Lines below that include the word "JSON" should each be copied.

-- Raw data follows --

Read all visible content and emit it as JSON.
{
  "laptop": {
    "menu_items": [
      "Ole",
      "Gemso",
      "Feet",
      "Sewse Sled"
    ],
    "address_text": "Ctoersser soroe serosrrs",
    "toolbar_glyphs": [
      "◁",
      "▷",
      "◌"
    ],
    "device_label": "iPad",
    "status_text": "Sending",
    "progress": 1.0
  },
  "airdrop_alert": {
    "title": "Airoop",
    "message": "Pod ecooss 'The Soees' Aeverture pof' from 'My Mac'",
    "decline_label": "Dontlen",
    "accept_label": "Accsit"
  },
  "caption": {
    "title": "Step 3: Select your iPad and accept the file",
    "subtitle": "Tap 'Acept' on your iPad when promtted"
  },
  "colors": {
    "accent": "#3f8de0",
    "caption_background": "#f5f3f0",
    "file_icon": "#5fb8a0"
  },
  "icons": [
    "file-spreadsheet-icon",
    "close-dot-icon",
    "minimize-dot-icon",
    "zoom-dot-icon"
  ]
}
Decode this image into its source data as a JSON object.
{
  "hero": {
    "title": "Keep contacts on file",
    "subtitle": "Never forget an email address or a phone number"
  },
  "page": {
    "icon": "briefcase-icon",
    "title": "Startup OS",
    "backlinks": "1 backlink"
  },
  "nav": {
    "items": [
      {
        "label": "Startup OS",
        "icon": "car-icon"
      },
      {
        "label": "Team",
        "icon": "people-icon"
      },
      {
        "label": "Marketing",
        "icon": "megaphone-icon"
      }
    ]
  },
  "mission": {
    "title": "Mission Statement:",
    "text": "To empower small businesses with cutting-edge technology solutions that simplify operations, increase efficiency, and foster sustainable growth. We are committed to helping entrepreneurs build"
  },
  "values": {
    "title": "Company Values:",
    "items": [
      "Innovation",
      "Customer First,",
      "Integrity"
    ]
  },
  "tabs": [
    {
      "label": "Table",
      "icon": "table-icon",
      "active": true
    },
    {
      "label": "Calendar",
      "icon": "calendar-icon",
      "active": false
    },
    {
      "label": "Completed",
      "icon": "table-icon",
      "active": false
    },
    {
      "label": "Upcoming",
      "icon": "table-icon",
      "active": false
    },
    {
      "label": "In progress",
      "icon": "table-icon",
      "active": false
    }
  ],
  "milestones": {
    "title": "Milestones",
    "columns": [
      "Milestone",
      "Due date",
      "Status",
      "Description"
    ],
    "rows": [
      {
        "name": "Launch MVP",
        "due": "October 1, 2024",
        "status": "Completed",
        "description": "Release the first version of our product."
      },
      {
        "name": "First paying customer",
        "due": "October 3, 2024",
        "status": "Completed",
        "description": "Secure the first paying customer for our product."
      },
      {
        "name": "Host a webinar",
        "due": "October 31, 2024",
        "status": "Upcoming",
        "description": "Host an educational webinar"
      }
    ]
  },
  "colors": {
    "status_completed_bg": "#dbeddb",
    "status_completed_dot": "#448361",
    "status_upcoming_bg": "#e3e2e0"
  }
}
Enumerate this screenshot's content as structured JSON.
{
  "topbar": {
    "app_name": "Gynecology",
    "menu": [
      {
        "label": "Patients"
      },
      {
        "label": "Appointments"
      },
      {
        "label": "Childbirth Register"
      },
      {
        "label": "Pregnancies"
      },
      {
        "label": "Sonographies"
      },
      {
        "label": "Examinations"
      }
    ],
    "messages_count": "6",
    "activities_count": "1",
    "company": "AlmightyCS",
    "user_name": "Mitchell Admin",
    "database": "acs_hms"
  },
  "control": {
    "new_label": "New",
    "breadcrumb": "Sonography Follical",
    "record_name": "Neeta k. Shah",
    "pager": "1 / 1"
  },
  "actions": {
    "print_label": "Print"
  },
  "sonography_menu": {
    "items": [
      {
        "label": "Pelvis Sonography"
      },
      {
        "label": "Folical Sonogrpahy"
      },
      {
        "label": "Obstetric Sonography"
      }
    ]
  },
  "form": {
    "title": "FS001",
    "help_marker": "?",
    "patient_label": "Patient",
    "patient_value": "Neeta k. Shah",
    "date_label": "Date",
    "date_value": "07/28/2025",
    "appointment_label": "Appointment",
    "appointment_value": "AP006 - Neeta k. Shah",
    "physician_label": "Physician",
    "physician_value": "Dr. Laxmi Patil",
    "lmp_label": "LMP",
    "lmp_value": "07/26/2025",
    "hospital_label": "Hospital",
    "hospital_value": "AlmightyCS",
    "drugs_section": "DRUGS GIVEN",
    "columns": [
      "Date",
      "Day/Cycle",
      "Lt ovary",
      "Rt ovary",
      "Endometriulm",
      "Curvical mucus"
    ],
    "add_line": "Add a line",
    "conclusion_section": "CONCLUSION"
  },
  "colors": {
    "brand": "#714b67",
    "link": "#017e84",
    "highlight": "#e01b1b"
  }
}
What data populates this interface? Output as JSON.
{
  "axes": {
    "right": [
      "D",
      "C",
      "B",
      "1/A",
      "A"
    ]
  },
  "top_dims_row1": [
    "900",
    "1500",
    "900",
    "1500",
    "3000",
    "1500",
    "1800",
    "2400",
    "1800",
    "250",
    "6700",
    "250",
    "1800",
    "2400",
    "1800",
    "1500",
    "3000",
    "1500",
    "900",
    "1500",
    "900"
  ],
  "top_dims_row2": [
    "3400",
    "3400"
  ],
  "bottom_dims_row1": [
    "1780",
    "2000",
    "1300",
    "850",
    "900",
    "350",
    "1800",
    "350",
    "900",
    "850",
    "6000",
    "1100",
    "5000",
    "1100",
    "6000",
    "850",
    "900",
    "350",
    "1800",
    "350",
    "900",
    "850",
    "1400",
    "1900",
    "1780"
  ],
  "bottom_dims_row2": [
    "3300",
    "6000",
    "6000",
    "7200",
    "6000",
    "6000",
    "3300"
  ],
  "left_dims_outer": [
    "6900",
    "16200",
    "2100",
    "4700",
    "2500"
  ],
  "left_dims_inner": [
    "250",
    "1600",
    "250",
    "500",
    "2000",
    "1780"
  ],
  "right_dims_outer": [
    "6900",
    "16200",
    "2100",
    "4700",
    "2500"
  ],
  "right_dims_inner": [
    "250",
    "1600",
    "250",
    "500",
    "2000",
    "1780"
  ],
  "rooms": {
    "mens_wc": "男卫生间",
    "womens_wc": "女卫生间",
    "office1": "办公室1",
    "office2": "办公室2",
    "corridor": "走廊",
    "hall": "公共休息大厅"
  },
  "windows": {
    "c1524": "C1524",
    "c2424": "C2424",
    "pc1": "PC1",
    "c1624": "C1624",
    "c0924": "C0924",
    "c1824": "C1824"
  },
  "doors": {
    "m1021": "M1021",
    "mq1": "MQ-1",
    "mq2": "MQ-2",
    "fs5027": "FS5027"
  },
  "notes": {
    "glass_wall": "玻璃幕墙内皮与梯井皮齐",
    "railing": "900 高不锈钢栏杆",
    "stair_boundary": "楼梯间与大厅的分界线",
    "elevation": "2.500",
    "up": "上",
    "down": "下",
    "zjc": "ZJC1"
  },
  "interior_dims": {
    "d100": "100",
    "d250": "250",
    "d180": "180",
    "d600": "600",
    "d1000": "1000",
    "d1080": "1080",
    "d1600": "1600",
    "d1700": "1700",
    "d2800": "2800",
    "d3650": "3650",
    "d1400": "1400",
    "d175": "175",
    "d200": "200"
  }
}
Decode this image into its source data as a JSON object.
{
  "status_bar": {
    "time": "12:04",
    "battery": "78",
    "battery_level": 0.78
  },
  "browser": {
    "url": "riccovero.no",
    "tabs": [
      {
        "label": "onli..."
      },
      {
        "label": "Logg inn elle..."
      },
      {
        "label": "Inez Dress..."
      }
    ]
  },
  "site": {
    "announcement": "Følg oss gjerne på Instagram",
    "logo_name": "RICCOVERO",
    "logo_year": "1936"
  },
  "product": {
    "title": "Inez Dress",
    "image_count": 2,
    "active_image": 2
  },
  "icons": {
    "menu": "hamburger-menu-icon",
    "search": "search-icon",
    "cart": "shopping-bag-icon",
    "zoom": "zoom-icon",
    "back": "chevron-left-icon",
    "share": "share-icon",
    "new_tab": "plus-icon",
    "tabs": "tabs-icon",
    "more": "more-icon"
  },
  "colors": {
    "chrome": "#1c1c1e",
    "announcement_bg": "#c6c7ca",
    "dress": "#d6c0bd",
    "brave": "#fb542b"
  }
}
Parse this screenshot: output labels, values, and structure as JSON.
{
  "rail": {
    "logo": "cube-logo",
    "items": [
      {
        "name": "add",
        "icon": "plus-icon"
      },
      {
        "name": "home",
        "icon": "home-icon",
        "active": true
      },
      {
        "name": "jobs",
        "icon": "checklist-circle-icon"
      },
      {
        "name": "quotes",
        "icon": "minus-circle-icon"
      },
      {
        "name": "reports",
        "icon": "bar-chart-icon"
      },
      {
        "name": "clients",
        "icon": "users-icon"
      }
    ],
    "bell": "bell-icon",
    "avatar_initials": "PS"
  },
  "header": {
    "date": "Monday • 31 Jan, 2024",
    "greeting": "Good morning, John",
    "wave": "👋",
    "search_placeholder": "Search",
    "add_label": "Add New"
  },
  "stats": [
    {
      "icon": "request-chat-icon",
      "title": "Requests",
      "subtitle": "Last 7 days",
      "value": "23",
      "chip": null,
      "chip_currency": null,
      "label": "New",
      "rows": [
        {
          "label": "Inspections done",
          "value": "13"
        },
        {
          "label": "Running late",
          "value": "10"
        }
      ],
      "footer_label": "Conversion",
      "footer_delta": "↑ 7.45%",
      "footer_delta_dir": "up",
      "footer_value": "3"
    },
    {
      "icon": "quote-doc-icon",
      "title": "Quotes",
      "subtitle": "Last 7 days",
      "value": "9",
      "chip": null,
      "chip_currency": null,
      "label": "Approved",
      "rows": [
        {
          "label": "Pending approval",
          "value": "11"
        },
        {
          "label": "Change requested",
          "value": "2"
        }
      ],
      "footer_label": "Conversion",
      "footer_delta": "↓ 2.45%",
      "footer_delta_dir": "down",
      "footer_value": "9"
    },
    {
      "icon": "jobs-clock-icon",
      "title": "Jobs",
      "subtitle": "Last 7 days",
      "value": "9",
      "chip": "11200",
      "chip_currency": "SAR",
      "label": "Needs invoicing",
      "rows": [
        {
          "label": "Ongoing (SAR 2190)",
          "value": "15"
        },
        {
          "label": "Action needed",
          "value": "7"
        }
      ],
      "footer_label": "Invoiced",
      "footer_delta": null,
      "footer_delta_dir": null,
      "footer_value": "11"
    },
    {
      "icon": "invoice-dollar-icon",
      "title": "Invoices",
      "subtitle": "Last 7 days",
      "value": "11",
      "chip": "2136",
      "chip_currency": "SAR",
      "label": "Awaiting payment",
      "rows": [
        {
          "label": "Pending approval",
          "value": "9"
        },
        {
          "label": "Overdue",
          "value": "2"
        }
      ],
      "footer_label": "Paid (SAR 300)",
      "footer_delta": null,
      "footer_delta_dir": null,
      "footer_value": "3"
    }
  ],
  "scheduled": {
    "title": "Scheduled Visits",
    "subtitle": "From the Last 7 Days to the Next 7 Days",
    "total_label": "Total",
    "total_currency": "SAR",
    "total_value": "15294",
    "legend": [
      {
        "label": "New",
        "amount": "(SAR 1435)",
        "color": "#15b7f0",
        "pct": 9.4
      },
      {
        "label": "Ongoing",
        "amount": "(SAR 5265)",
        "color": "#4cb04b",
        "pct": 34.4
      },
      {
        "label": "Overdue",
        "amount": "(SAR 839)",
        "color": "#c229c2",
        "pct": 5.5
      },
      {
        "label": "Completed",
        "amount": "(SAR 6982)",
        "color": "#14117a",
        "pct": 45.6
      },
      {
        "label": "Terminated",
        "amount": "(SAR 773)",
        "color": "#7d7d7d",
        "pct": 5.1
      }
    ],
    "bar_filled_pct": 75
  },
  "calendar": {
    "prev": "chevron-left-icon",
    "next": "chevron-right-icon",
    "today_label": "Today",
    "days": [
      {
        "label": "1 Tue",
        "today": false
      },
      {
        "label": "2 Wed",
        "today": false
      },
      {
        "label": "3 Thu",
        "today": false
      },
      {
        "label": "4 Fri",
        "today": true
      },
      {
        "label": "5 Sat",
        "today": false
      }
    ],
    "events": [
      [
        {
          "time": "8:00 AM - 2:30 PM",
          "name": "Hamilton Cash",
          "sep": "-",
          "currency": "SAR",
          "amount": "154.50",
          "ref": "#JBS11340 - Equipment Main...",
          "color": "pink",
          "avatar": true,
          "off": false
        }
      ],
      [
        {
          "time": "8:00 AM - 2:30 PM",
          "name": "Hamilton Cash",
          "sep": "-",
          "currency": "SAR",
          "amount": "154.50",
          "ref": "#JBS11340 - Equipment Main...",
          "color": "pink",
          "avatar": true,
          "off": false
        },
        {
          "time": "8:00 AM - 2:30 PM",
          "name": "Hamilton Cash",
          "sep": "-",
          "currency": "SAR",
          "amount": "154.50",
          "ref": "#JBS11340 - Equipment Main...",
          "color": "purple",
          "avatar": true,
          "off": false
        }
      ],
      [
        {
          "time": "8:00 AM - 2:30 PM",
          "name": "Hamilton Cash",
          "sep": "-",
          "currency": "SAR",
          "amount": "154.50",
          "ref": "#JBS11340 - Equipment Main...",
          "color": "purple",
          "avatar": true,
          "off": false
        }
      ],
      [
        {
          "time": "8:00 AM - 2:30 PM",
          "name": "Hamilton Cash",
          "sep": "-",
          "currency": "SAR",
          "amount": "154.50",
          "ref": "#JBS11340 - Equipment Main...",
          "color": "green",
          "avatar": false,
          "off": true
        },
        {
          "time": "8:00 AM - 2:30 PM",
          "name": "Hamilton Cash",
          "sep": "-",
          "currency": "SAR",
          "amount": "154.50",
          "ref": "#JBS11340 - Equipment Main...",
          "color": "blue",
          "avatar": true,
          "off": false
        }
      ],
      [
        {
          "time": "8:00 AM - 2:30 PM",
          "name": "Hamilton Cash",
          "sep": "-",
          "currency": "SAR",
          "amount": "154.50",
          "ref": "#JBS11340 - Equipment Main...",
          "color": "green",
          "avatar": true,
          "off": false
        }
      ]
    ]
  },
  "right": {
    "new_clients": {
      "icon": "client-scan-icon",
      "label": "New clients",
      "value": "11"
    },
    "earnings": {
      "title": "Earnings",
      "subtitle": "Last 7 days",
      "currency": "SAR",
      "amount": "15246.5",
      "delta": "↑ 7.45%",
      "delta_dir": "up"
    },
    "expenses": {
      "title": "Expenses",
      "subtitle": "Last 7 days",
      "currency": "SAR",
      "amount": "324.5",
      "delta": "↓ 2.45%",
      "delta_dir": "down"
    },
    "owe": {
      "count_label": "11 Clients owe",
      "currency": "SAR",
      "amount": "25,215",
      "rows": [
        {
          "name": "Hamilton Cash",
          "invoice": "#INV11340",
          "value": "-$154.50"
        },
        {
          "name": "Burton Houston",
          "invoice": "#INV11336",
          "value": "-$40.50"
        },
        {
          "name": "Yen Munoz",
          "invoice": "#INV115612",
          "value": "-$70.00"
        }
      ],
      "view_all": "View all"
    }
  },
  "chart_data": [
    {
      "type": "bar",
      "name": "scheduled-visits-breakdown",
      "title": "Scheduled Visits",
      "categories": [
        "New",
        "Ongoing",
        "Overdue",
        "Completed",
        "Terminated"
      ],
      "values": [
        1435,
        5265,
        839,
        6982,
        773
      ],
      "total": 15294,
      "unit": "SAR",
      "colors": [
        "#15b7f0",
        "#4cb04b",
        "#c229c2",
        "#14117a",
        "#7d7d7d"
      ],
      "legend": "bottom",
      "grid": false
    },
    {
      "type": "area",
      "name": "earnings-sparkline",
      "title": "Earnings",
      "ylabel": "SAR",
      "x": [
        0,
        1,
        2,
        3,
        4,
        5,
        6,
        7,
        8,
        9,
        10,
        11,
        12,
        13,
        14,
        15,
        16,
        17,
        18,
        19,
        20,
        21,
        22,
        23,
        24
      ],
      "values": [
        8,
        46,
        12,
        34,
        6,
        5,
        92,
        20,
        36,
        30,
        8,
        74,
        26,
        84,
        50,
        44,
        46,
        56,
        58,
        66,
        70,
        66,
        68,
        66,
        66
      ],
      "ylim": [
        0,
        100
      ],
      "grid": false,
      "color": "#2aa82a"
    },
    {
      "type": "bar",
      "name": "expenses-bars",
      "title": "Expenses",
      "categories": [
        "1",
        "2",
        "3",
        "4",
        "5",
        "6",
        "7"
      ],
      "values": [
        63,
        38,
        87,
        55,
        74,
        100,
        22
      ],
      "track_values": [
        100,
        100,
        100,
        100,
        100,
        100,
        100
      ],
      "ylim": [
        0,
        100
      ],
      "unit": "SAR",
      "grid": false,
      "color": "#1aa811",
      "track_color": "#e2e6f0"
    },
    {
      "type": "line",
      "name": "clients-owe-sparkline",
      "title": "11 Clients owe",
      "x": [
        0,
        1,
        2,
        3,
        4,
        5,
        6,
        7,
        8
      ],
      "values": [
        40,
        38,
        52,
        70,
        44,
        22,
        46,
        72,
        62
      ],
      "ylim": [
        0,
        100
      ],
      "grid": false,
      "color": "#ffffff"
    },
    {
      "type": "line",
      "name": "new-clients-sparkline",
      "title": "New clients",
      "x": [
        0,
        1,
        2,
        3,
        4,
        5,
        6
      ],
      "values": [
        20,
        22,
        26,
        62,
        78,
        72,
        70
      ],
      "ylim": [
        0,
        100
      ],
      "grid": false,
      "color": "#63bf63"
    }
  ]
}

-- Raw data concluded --

__Exercise result__
Read all visible content and emit it as JSON.
Decode this image into its source data as a JSON object.
Enumerate this screenshot's content as structured JSON.
What data populates this interface? Output as JSON.
Decode this image into its source data as a JSON object.
Parse this screenshot: output labels, values, and structure as JSON.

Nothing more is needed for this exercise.